There is one commonality in all of these questions and that is the caregiver. It is the caregiver that separates one company from the next. The best companies don’t hire people who are interested in being a caregiver, but either have never done it or only cared for a family member in the past. And having the best caregivers means you will likely never find yourself unhappy with the service.

If you are hiring a non-medical home care agency in Arizona there is one important thing to be aware of. There is no governing agency that oversees this industry and there are no regulations that tell agencies who they can and can’t employ. This means agencies can literally hire anyone, experienced or not, trained or not, and send them out to your home to care for a loved one with complicated health issues.

For some companies, this means they can keep their labor cost down and sell their services at what seems like an unreasonably low rate. Many times it is because they independently contract caregivers instead of hiring them. This eliminates the company’s need to cover the caregiver with liability insurance or pay a company portion of Social Security and Medicare Tax. In these cases, there is usually a clause in the service agreement that you will indemnify the company from responsibility if something the contracted caregiver does that causes harm to the client or property.

For those companies who believe that there is a higher standard that should be met for someone who is being asked to care for a vulnerable human, the challenge becomes finding caregivers that share that belief and whose qualifications meet the standard that should be expected from a care provider.

Assisted Living Facilities, Group Homes, Nursing Homes and Hospitals all pay higher than non-medical home care agencies because they have the revenue streams to do so. A caregiver in one of these facilities can be responsible for up to 15 residents during their shift. This enables the facility to split the cost of a caregiver over those 15 residents.

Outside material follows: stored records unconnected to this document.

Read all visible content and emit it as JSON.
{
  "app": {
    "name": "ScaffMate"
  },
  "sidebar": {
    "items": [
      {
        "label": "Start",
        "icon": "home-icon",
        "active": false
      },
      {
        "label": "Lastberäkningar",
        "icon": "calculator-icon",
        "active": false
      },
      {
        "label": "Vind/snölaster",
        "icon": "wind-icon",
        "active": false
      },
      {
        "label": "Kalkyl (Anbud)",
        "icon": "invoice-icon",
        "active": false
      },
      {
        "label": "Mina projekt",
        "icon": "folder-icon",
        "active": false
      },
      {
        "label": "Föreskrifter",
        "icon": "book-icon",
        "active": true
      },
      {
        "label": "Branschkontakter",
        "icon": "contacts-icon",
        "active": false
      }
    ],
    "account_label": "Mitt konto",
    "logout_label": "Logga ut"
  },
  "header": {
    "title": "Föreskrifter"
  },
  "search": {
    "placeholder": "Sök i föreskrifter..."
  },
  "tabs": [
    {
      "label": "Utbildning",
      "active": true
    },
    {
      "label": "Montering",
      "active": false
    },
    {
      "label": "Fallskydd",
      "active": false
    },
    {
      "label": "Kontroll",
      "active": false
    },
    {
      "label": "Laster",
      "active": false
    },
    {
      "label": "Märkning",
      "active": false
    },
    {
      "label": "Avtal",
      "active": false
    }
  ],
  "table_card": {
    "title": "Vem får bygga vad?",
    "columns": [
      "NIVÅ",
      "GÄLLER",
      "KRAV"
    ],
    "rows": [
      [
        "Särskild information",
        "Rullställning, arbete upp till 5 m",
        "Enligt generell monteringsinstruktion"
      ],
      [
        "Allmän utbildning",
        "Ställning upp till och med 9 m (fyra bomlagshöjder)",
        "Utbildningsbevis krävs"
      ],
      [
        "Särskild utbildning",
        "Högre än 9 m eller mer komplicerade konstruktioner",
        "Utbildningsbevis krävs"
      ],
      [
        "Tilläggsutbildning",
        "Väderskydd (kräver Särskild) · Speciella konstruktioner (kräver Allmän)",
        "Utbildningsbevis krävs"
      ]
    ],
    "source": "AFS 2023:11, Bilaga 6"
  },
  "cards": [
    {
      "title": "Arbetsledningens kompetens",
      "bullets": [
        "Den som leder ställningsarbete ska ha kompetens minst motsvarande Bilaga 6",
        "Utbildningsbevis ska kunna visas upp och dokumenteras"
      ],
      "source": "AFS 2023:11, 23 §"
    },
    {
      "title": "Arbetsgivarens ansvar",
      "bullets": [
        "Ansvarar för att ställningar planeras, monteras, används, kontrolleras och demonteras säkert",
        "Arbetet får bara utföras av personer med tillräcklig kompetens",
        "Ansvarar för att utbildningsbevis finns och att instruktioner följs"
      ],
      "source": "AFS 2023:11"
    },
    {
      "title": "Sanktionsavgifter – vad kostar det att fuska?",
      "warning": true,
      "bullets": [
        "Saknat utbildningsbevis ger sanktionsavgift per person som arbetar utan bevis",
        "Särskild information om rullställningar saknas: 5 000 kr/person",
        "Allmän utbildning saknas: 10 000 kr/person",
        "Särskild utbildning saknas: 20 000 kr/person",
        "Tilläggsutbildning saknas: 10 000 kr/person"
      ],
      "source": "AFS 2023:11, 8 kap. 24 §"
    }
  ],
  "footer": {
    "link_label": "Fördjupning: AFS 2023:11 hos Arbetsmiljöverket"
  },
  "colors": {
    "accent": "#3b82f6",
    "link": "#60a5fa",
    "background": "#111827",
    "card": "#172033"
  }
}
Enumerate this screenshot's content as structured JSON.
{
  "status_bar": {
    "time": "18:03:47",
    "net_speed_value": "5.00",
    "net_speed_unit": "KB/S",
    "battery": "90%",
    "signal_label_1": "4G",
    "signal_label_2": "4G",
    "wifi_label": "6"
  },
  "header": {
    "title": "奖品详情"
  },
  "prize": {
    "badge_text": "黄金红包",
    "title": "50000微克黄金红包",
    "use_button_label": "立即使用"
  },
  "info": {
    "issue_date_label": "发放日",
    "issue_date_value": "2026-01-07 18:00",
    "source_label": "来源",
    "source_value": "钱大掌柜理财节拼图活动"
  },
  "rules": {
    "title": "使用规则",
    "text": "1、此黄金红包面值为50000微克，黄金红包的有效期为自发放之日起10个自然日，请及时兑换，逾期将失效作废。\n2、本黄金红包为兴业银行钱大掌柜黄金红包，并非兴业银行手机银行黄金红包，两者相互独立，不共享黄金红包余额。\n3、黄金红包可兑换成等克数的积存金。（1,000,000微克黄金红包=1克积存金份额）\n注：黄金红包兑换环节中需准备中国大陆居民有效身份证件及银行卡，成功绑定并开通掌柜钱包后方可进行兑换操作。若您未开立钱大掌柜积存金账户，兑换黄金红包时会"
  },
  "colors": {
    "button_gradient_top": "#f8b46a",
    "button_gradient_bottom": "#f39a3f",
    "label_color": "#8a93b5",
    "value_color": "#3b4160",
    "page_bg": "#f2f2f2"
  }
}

Home care doesn’t have that luxury, as every hour paid is an hour billed. Median level home care agencies in Arizona will pay $80,000 or more per year in Worker Compensation, Liability Coverage and the employer portions of Social Security & Medicare. These costs all cut into what an agency can pay caregivers.

Then there’s the complicated matter of finding qualified caregivers. In many ways this industry has become a mercenary field, where caregivers will jump between agencies depending on who has the most hours at any given time. They’re generally not thinking of who might have group insurance, who carries supplemental insurance policies or who has been in business longer. Getting eight hours a day instead of six could be the difference in being able to pay the rent or not.

Our company currently has about 20 caregivers who have been with us now for more than a decade. This is extremely uncommon in our industry. The first caregiver we hired has been with us now for more than 30 years. These caregivers aren’t still with us because they will be able to afford a villa in Spain when they retire. They are with us because they feel valued, listened to and respected. We believe life is bigger than your job, that family always comes first and that because we hire experienced certified professional caregivers we expect them to be treated as such both by our management staff and by our clients.

We frequently hear how uncommon this approach is to treating caregivers. Unfortunately the standard we have makes recruiting incredibly difficult. Our demographic is still largely analog, either not owning a computer or not having internet service in their home. This means they aren’t looking on employment websites for jobs, or if they sign up, you never know when they will check it again.

The challenge of recruiting the best and not settling for less means we go through extended stretches where we are unable to take on new clients because we would not be able to provide the service at the level we expect and the level that has people calling us every day looking for help. While it frustrates us when we can’t take on a client that is perfectly suited for us, it means that when we do take a client on that client will receive care at the highest level possible. In the end, that’s what people should expect from care providers.